- **ABOUT THIS EXERCISE**: Every record listed below should be copied exactly.

........

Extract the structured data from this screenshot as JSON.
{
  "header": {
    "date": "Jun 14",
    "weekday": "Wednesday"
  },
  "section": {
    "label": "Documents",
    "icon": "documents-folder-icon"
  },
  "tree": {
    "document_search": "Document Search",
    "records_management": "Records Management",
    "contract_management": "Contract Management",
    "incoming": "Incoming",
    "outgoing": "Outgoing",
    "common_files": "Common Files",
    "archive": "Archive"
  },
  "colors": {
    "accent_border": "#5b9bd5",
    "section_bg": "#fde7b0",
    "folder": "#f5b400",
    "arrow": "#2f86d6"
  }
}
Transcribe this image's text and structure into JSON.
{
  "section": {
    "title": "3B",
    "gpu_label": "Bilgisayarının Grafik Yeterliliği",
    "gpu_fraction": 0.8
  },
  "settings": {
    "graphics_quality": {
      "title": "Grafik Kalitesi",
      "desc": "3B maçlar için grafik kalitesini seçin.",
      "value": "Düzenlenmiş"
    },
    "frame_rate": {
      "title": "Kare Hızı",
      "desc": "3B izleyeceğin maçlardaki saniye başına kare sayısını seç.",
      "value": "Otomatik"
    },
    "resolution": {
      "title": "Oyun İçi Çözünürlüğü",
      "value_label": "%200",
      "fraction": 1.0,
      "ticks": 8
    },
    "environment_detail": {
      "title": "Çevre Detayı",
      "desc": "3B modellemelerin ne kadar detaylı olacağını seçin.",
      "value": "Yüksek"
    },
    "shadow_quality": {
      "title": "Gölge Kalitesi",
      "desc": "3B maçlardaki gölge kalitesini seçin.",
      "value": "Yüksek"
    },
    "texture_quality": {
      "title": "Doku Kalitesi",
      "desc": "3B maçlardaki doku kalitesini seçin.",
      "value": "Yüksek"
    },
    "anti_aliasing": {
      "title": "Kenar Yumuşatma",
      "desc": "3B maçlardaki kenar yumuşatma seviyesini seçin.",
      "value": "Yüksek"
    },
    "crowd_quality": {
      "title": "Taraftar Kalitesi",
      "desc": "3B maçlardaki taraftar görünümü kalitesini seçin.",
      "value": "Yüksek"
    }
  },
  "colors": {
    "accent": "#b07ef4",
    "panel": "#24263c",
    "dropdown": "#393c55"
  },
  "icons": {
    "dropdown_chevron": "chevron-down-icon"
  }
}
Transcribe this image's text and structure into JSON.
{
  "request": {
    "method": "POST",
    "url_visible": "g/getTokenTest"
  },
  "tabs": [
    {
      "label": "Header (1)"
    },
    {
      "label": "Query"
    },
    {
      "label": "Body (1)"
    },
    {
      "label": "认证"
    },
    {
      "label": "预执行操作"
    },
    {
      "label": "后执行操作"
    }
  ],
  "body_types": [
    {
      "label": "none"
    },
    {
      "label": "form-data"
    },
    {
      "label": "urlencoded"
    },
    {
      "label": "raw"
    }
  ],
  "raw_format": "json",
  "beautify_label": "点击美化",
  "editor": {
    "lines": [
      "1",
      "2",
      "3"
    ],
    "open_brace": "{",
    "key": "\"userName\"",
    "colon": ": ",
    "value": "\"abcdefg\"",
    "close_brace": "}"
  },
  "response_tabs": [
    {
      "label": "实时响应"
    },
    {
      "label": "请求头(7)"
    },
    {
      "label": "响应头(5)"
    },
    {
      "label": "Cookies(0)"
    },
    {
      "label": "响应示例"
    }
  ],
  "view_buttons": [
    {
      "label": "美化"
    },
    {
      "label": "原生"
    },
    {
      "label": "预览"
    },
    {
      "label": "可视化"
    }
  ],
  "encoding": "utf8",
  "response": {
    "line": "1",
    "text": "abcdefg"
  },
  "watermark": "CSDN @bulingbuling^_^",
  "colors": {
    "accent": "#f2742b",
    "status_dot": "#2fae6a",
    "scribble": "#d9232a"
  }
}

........

- **RESPONSE**:
Extract the structured data from this screenshot as JSON.
{
  "header": {
    "date": "Jun 14",
    "weekday": "Wednesday"
  },
  "section": {
    "label": "Documents",
    "icon": "documents-folder-icon"
  },
  "tree": {
    "document_search": "Document Search",
    "records_management": "Records Management",
    "contract_management": "Contract Management",
    "incoming": "Incoming",
    "outgoing": "Outgoing",
    "common_files": "Common Files",
    "archive": "Archive"
  },
  "colors": {
    "accent_border": "#5b9bd5",
    "section_bg": "#fde7b0",
    "folder": "#f5b400",
    "arrow": "#2f86d6"
  }
}
Transcribe this image's text and structure into JSON.
{
  "section": {
    "title": "3B",
    "gpu_label": "Bilgisayarının Grafik Yeterliliği",
    "gpu_fraction": 0.8
  },
  "settings": {
    "graphics_quality": {
      "title": "Grafik Kalitesi",
      "desc": "3B maçlar için grafik kalitesini seçin.",
      "value": "Düzenlenmiş"
    },
    "frame_rate": {
      "title": "Kare Hızı",
      "desc": "3B izleyeceğin maçlardaki saniye başına kare sayısını seç.",
      "value": "Otomatik"
    },
    "resolution": {
      "title": "Oyun İçi Çözünürlüğü",
      "value_label": "%200",
      "fraction": 1.0,
      "ticks": 8
    },
    "environment_detail": {
      "title": "Çevre Detayı",
      "desc": "3B modellemelerin ne kadar detaylı olacağını seçin.",
      "value": "Yüksek"
    },
    "shadow_quality": {
      "title": "Gölge Kalitesi",
      "desc": "3B maçlardaki gölge kalitesini seçin.",
      "value": "Yüksek"
    },
    "texture_quality": {
      "title": "Doku Kalitesi",
      "desc": "3B maçlardaki doku kalitesini seçin.",
      "value": "Yüksek"
    },
    "anti_aliasing": {
      "title": "Kenar Yumuşatma",
      "desc": "3B maçlardaki kenar yumuşatma seviyesini seçin.",
      "value": "Yüksek"
    },
    "crowd_quality": {
      "title": "Taraftar Kalitesi",
      "desc": "3B maçlardaki taraftar görünümü kalitesini seçin.",
      "value": "Yüksek"
    }
  },
  "colors": {
    "accent": "#b07ef4",
    "panel": "#24263c",
    "dropdown": "#393c55"
  },
  "icons": {
    "dropdown_chevron": "chevron-down-icon"
  }
}
Transcribe this image's text and structure into JSON.
{
  "request": {
    "method": "POST",
    "url_visible": "g/getTokenTest"
  },
  "tabs": [
    {
      "label": "Header (1)"
    },
    {
      "label": "Query"
    },
    {
      "label": "Body (1)"
    },
    {
      "label": "认证"
    },
    {
      "label": "预执行操作"
    },
    {
      "label": "后执行操作"
    }
  ],
  "body_types": [
    {
      "label": "none"
    },
    {
      "label": "form-data"
    },
    {
      "label": "urlencoded"
    },
    {
      "label": "raw"
    }
  ],
  "raw_format": "json",
  "beautify_label": "点击美化",
  "editor": {
    "lines": [
      "1",
      "2",
      "3"
    ],
    "open_brace": "{",
    "key": "\"userName\"",
    "colon": ": ",
    "value": "\"abcdefg\"",
    "close_brace": "}"
  },
  "response_tabs": [
    {
      "label": "实时响应"
    },
    {
      "label": "请求头(7)"
    },
    {
      "label": "响应头(5)"
    },
    {
      "label": "Cookies(0)"
    },
    {
      "label": "响应示例"
    }
  ],
  "view_buttons": [
    {
      "label": "美化"
    },
    {
      "label": "原生"
    },
    {
      "label": "预览"
    },
    {
      "label": "可视化"
    }
  ],
  "encoding": "utf8",
  "response": {
    "line": "1",
    "text": "abcdefg"
  },
  "watermark": "CSDN @bulingbuling^_^",
  "colors": {
    "accent": "#f2742b",
    "status_dot": "#2fae6a",
    "scribble": "#d9232a"
  }
}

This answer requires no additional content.